So what can lifting weights and strength training do for you besides build more muscle? Here are some secret side effects of lifting weights. And don’t miss The Secret Exercise Trick for Building Strength and Power After 40.
1. Improved heart health
You’re more likely to associate running with cardiovascular health than bench pressing, but a number of studies indicate that weight training is great for our hearts. One study published in Medicine and Science in Sports and Exercise concluded that women who lift weights are 17% less likely to develop heart disease than those who don’t. Another study published in the same scientific journal reports that as little as under an hour per week spent lifting weights can reduce the risk of heart attack or stroke by 40 to 70%.
2. Better sleep
Nothing depletes the body’s energy reserves quite like an intense weight training session – which means you’ll also find it easier to fall asleep afterward.

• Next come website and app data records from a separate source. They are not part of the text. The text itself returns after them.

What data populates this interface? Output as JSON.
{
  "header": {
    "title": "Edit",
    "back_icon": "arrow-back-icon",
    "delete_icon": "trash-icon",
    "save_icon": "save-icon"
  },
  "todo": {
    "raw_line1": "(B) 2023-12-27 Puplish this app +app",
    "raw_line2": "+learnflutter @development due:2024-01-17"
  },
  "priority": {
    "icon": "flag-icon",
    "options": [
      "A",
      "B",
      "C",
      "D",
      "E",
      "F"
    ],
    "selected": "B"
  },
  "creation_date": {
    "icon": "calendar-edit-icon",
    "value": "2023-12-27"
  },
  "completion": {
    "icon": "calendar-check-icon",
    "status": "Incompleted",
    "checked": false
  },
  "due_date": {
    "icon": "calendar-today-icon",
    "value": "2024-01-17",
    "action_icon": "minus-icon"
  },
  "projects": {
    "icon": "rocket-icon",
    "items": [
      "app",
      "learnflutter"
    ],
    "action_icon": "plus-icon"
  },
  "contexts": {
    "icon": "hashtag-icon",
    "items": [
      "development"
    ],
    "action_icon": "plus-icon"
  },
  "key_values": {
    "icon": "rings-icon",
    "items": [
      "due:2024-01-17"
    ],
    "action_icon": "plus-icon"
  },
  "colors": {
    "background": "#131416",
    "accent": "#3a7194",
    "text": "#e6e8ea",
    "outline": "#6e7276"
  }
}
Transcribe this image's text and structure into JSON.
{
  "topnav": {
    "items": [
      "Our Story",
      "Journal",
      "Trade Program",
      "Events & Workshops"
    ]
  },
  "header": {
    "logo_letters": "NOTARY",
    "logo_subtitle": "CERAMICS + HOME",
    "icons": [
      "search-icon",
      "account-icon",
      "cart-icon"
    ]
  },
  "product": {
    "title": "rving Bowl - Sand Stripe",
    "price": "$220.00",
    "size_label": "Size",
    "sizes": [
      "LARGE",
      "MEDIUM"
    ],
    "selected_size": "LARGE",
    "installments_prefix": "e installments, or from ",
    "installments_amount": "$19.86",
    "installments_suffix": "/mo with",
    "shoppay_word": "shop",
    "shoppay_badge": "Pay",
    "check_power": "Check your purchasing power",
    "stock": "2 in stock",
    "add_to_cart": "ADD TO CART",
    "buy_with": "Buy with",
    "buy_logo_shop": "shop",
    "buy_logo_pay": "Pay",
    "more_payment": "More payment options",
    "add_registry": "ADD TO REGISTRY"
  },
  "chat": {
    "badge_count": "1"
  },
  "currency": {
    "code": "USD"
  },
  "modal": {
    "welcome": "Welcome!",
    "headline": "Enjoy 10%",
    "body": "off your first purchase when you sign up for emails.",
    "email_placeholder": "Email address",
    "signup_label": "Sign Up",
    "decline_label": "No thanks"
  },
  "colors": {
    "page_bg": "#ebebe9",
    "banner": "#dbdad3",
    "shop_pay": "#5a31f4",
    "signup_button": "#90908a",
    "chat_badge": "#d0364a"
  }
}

This study published in The European Journal of Applied Physiology found that resistance and weight training helped a group of older men reduce how often they woke up in the middle of the night. Meanwhile, this study published in Preventive Medicine Reports featuring a much larger population sample (23,000 German adults) reports that any amount of muscle strengthening exercises are associated with improved sleep quality.
“There is strong scientific evidence that exercise is associated with better sleep quality, but most of that evidence is based solely on aerobic exercise,” Jason Bennie, Ph.D., lead author of the later study and associate professor in physical activity epidemiology at the University of Southern Queensland in Australia, told Runner’s World.
3 Improved mental health
Lifting weights may help us look better on the outside, but what we feel on the inside is what counts, right? Luckily, weight training can help with that too. Consider the findings of a comprehensive review of strength training’s mental health benefits among adults published in The American Journal of Lifestyle Medicine. Researchers conclude there is ample evidence backing up the notion that regular weight training can help improve self-confidence, alleviate depression, and reduce anxiety.
Moreover, this study published in Frontiers in Psychology reports that even just low-to-moderate intensity weight lifting and resistance training can provide serious anxiety relief. In summation, the study’s authors conclude that “these findings provide support for the use of resistance exercise in the clinical management of anxiety.”
4 A longer life
This benefit should be enough to motivate even the biggest lifting skeptics to the weight room. Research from UCLA published in The American Journal of Medicine concludes the more muscle mass an older adult has, the less likely that person is to pass away prematurely.
“In other words, the greater your muscle mass, the lower your risk of death,” said study co-author Arun Karlamangla, MD in a university release. “Thus, rather than worrying about weight or body mass index, we should be trying to maximize and maintain muscle mass.” And how do we do that? Lifting weights and doing other strength-training exercises